**Task goal:** Only lines that contain the word "illustration" belong in the answer; copy them from the records below.

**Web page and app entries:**
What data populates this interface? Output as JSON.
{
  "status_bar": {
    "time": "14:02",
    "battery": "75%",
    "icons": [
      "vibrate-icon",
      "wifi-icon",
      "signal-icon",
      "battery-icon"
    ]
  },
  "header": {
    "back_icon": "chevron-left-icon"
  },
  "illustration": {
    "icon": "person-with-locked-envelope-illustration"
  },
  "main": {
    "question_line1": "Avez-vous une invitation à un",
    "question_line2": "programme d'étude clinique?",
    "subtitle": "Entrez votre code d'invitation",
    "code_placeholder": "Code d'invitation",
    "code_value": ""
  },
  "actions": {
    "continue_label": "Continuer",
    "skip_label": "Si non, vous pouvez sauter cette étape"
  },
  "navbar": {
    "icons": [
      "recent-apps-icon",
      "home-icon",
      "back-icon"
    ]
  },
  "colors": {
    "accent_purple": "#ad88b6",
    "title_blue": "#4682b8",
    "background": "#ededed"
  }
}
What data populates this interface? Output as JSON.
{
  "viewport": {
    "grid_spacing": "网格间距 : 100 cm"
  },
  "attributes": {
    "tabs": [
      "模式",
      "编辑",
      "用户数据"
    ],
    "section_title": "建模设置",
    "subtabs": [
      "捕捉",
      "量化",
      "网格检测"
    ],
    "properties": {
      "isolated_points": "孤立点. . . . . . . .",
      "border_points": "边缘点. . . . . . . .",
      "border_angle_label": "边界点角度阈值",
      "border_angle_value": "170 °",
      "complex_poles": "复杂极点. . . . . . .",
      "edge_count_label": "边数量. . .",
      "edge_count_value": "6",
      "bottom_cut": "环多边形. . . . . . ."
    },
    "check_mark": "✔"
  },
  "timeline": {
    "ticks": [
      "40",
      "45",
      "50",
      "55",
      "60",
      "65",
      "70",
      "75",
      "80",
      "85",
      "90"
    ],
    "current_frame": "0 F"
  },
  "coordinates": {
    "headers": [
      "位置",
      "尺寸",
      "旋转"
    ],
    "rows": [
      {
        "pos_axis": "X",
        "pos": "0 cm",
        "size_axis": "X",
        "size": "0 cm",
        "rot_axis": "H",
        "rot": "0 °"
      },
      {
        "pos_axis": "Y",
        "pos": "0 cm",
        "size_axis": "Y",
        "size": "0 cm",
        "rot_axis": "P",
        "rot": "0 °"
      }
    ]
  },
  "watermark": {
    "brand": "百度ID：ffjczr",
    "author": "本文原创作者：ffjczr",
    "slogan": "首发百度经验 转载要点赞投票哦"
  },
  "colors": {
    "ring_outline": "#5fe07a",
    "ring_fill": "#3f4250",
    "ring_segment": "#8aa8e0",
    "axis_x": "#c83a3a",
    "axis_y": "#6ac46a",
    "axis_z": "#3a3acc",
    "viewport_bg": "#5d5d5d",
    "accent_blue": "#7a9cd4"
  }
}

**Output for this exercise:**
  "illustration": {
    "icon": "person-with-locked-envelope-illustration"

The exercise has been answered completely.